# [INSTRUCTIONS FOR THE TASK]
Among the following entries, say how many lines contain the word "menu"; the answer is a number and nothing else.
---------- GIVEN RECORDS ----------
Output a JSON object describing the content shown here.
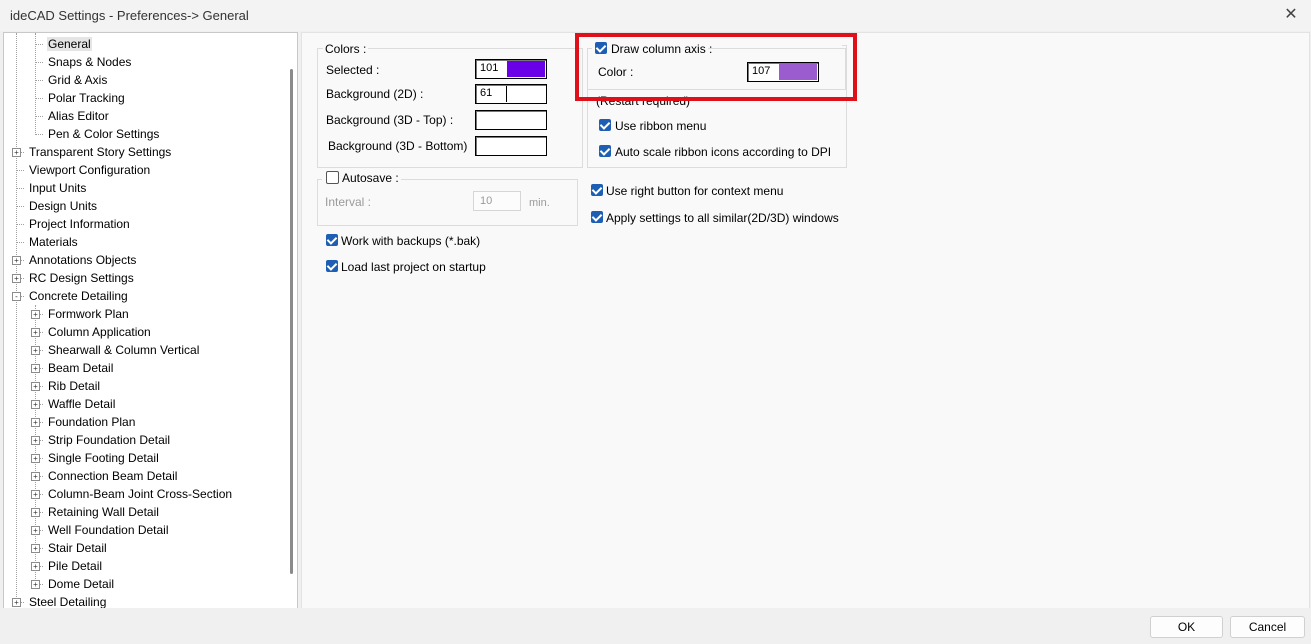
{
  "window": {
    "title": "ideCAD Settings - Preferences-> General",
    "close_icon": "close-icon"
  },
  "tree": {
    "items": [
      {
        "label": "General",
        "level": 2,
        "expander": "",
        "selected": true
      },
      {
        "label": "Snaps & Nodes",
        "level": 2,
        "expander": ""
      },
      {
        "label": "Grid & Axis",
        "level": 2,
        "expander": ""
      },
      {
        "label": "Polar Tracking",
        "level": 2,
        "expander": ""
      },
      {
        "label": "Alias Editor",
        "level": 2,
        "expander": ""
      },
      {
        "label": "Pen & Color Settings",
        "level": 2,
        "expander": ""
      },
      {
        "label": "Transparent Story Settings",
        "level": 1,
        "expander": "+"
      },
      {
        "label": "Viewport Configuration",
        "level": 1,
        "expander": ""
      },
      {
        "label": "Input Units",
        "level": 1,
        "expander": ""
      },
      {
        "label": "Design Units",
        "level": 1,
        "expander": ""
      },
      {
        "label": "Project Information",
        "level": 1,
        "expander": ""
      },
      {
        "label": "Materials",
        "level": 1,
        "expander": ""
      },
      {
        "label": "Annotations Objects",
        "level": 1,
        "expander": "+"
      },
      {
        "label": "RC Design Settings",
        "level": 1,
        "expander": "+"
      },
      {
        "label": "Concrete Detailing",
        "level": 1,
        "expander": "-"
      },
      {
        "label": "Formwork Plan",
        "level": 2,
        "expander": "+"
      },
      {
        "label": "Column Application",
        "level": 2,
        "expander": "+"
      },
      {
        "label": "Shearwall & Column Vertical",
        "level": 2,
        "expander": "+"
      },
      {
        "label": "Beam Detail",
        "level": 2,
        "expander": "+"
      },
      {
        "label": "Rib Detail",
        "level": 2,
        "expander": "+"
      },
      {
        "label": "Waffle Detail",
        "level": 2,
        "expander": "+"
      },
      {
        "label": "Foundation Plan",
        "level": 2,
        "expander": "+"
      },
      {
        "label": "Strip Foundation Detail",
        "level": 2,
        "expander": "+"
      },
      {
        "label": "Single Footing Detail",
        "level": 2,
        "expander": "+"
      },
      {
        "label": "Connection Beam Detail",
        "level": 2,
        "expander": "+"
      },
      {
        "label": "Column-Beam Joint Cross-Section",
        "level": 2,
        "expander": "+"
      },
      {
        "label": "Retaining Wall Detail",
        "level": 2,
        "expander": "+"
      },
      {
        "label": "Well Foundation Detail",
        "level": 2,
        "expander": "+"
      },
      {
        "label": "Stair Detail",
        "level": 2,
        "expander": "+"
      },
      {
        "label": "Pile Detail",
        "level": 2,
        "expander": "+"
      },
      {
        "label": "Dome Detail",
        "level": 2,
        "expander": "+"
      },
      {
        "label": "Steel Detailing",
        "level": 1,
        "expander": "+"
      }
    ]
  },
  "colors": {
    "group_label": "Colors :",
    "rows": [
      {
        "label": "Selected :",
        "value": "101",
        "swatch": "#6a00e8"
      },
      {
        "label": "Background (2D) :",
        "value": "61",
        "swatch": "#ffffff"
      },
      {
        "label": "Background (3D - Top) :",
        "value": "",
        "swatch": "#ffffff"
      },
      {
        "label": "Background (3D - Bottom)",
        "value": "",
        "swatch": "#ffffff"
      }
    ]
  },
  "autosave": {
    "label": "Autosave :",
    "checked": false,
    "interval_label": "Interval :",
    "interval_value": "10",
    "unit": "min."
  },
  "left_checks": [
    {
      "label": "Work with backups (*.bak)",
      "checked": true
    },
    {
      "label": "Load last project on startup",
      "checked": true
    }
  ],
  "column_axis": {
    "label": "Draw column axis :",
    "checked": true,
    "color_label": "Color :",
    "color_value": "107",
    "swatch": "#9b5ccf"
  },
  "ribbon": {
    "restart_note": "(Restart required)",
    "checks": [
      {
        "label": "Use ribbon menu",
        "checked": true
      },
      {
        "label": "Auto scale ribbon icons according to DPI",
        "checked": true
      }
    ]
  },
  "right_checks": [
    {
      "label": "Use right button for context menu",
      "checked": true
    },
    {
      "label": "Apply settings to all similar(2D/3D) windows",
      "checked": true
    }
  ],
  "footer": {
    "ok": "OK",
    "cancel": "Cancel"
  },
  "theme": {
    "highlight": "#e0101a",
    "checkbox": "#1e5fb4"
  }
}
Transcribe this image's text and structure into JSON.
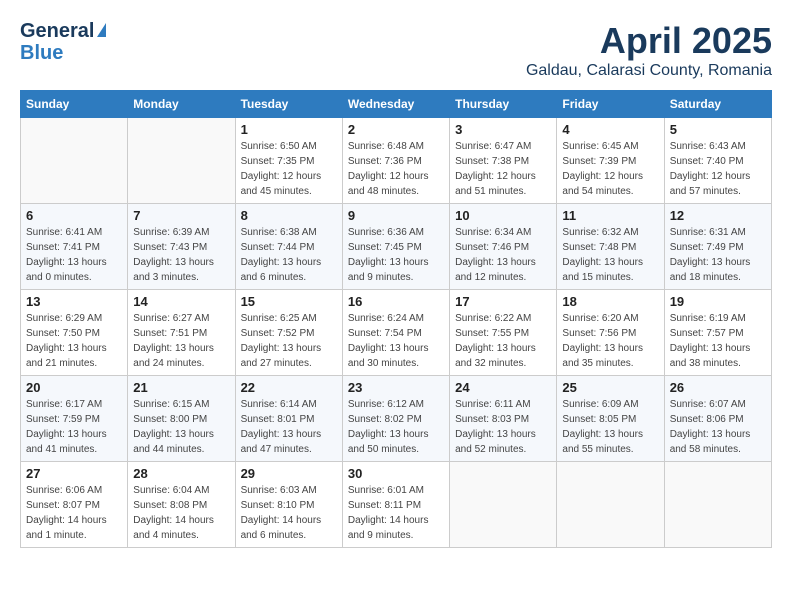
{
  "app": {
    "logo_line1": "General",
    "logo_line2": "Blue"
  },
  "calendar": {
    "title": "April 2025",
    "subtitle": "Galdau, Calarasi County, Romania",
    "headers": [
      "Sunday",
      "Monday",
      "Tuesday",
      "Wednesday",
      "Thursday",
      "Friday",
      "Saturday"
    ],
    "weeks": [
      [
        {
          "num": "",
          "info": ""
        },
        {
          "num": "",
          "info": ""
        },
        {
          "num": "1",
          "info": "Sunrise: 6:50 AM\nSunset: 7:35 PM\nDaylight: 12 hours\nand 45 minutes."
        },
        {
          "num": "2",
          "info": "Sunrise: 6:48 AM\nSunset: 7:36 PM\nDaylight: 12 hours\nand 48 minutes."
        },
        {
          "num": "3",
          "info": "Sunrise: 6:47 AM\nSunset: 7:38 PM\nDaylight: 12 hours\nand 51 minutes."
        },
        {
          "num": "4",
          "info": "Sunrise: 6:45 AM\nSunset: 7:39 PM\nDaylight: 12 hours\nand 54 minutes."
        },
        {
          "num": "5",
          "info": "Sunrise: 6:43 AM\nSunset: 7:40 PM\nDaylight: 12 hours\nand 57 minutes."
        }
      ],
      [
        {
          "num": "6",
          "info": "Sunrise: 6:41 AM\nSunset: 7:41 PM\nDaylight: 13 hours\nand 0 minutes."
        },
        {
          "num": "7",
          "info": "Sunrise: 6:39 AM\nSunset: 7:43 PM\nDaylight: 13 hours\nand 3 minutes."
        },
        {
          "num": "8",
          "info": "Sunrise: 6:38 AM\nSunset: 7:44 PM\nDaylight: 13 hours\nand 6 minutes."
        },
        {
          "num": "9",
          "info": "Sunrise: 6:36 AM\nSunset: 7:45 PM\nDaylight: 13 hours\nand 9 minutes."
        },
        {
          "num": "10",
          "info": "Sunrise: 6:34 AM\nSunset: 7:46 PM\nDaylight: 13 hours\nand 12 minutes."
        },
        {
          "num": "11",
          "info": "Sunrise: 6:32 AM\nSunset: 7:48 PM\nDaylight: 13 hours\nand 15 minutes."
        },
        {
          "num": "12",
          "info": "Sunrise: 6:31 AM\nSunset: 7:49 PM\nDaylight: 13 hours\nand 18 minutes."
        }
      ],
      [
        {
          "num": "13",
          "info": "Sunrise: 6:29 AM\nSunset: 7:50 PM\nDaylight: 13 hours\nand 21 minutes."
        },
        {
          "num": "14",
          "info": "Sunrise: 6:27 AM\nSunset: 7:51 PM\nDaylight: 13 hours\nand 24 minutes."
        },
        {
          "num": "15",
          "info": "Sunrise: 6:25 AM\nSunset: 7:52 PM\nDaylight: 13 hours\nand 27 minutes."
        },
        {
          "num": "16",
          "info": "Sunrise: 6:24 AM\nSunset: 7:54 PM\nDaylight: 13 hours\nand 30 minutes."
        },
        {
          "num": "17",
          "info": "Sunrise: 6:22 AM\nSunset: 7:55 PM\nDaylight: 13 hours\nand 32 minutes."
        },
        {
          "num": "18",
          "info": "Sunrise: 6:20 AM\nSunset: 7:56 PM\nDaylight: 13 hours\nand 35 minutes."
        },
        {
          "num": "19",
          "info": "Sunrise: 6:19 AM\nSunset: 7:57 PM\nDaylight: 13 hours\nand 38 minutes."
        }
      ],
      [
        {
          "num": "20",
          "info": "Sunrise: 6:17 AM\nSunset: 7:59 PM\nDaylight: 13 hours\nand 41 minutes."
        },
        {
          "num": "21",
          "info": "Sunrise: 6:15 AM\nSunset: 8:00 PM\nDaylight: 13 hours\nand 44 minutes."
        },
        {
          "num": "22",
          "info": "Sunrise: 6:14 AM\nSunset: 8:01 PM\nDaylight: 13 hours\nand 47 minutes."
        },
        {
          "num": "23",
          "info": "Sunrise: 6:12 AM\nSunset: 8:02 PM\nDaylight: 13 hours\nand 50 minutes."
        },
        {
          "num": "24",
          "info": "Sunrise: 6:11 AM\nSunset: 8:03 PM\nDaylight: 13 hours\nand 52 minutes."
        },
        {
          "num": "25",
          "info": "Sunrise: 6:09 AM\nSunset: 8:05 PM\nDaylight: 13 hours\nand 55 minutes."
        },
        {
          "num": "26",
          "info": "Sunrise: 6:07 AM\nSunset: 8:06 PM\nDaylight: 13 hours\nand 58 minutes."
        }
      ],
      [
        {
          "num": "27",
          "info": "Sunrise: 6:06 AM\nSunset: 8:07 PM\nDaylight: 14 hours\nand 1 minute."
        },
        {
          "num": "28",
          "info": "Sunrise: 6:04 AM\nSunset: 8:08 PM\nDaylight: 14 hours\nand 4 minutes."
        },
        {
          "num": "29",
          "info": "Sunrise: 6:03 AM\nSunset: 8:10 PM\nDaylight: 14 hours\nand 6 minutes."
        },
        {
          "num": "30",
          "info": "Sunrise: 6:01 AM\nSunset: 8:11 PM\nDaylight: 14 hours\nand 9 minutes."
        },
        {
          "num": "",
          "info": ""
        },
        {
          "num": "",
          "info": ""
        },
        {
          "num": "",
          "info": ""
        }
      ]
    ]
  }
}
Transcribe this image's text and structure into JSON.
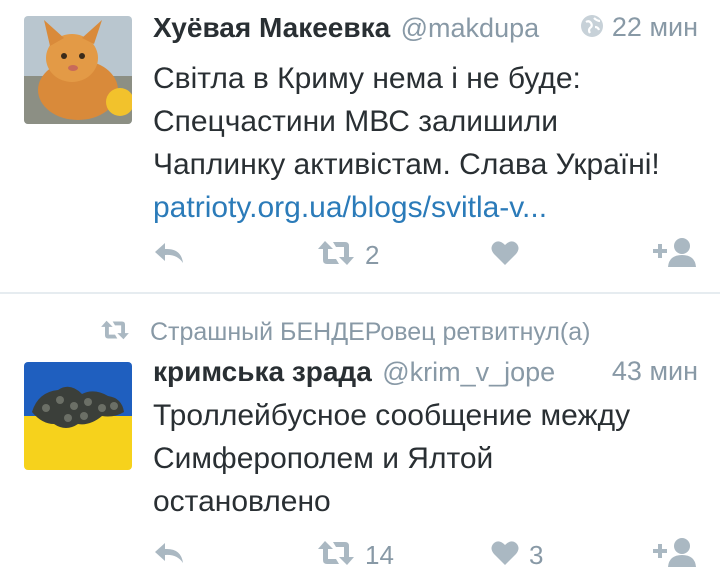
{
  "tweets": [
    {
      "name": "Хуёвая Макеевка",
      "handle": "@makdupa",
      "time": "22 мин",
      "text_lines": [
        "Світла в Криму нема і не буде:",
        "Спецчастини МВС залишили",
        "Чаплинку активістам. Слава Україні!"
      ],
      "link": "patrioty.org.ua/blogs/svitla-v...",
      "retweet_count": "2",
      "like_count": ""
    },
    {
      "retweeted_by": "Страшный БЕНДЕРовец ретвитнул(а)",
      "name": "кримська зрада",
      "handle": "@krim_v_jope",
      "time": "43 мин",
      "text_lines": [
        "Троллейбусное сообщение между",
        "Симферополем и Ялтой",
        "остановлено"
      ],
      "retweet_count": "14",
      "like_count": "3"
    }
  ],
  "colors": {
    "muted": "#8899a6",
    "link": "#2b7bb9",
    "text": "#292f33",
    "divider": "#e6ecf0"
  },
  "icons": [
    "globe-icon",
    "reply-icon",
    "retweet-icon",
    "like-icon",
    "follow-icon"
  ]
}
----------
# [WRITTEN ANSWER]
2